Invocations of “racism” are treated here as socially and historically situated acts of societal criticism. Getting away from arguments about the “truth-value” of particular accusations and from worries about the diffuse or polysemic nature of the term racism, this essay recommends focusing on what the invocation of “racism” accomplishes contextually given a field of available options that range from its silencing to its naming as a different “thing.” Drawing on noticeable recent shifts in the naming of particular social phenomena in Israel and the United States, the analysis highlights both the way these new public discourses (on Israeli Jewish racism and U.S. multiculturalism) critique habitual categories of understanding and the ways they inadvertently reproduce them.

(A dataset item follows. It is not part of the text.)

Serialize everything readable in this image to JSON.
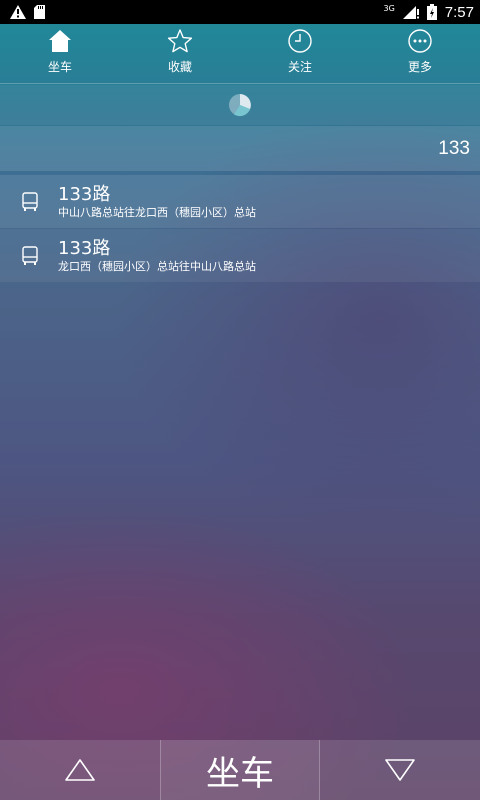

- United Nations
ASJC Scopus subject areas
- Cultural Studies
- Arts and Humanities (miscellaneous)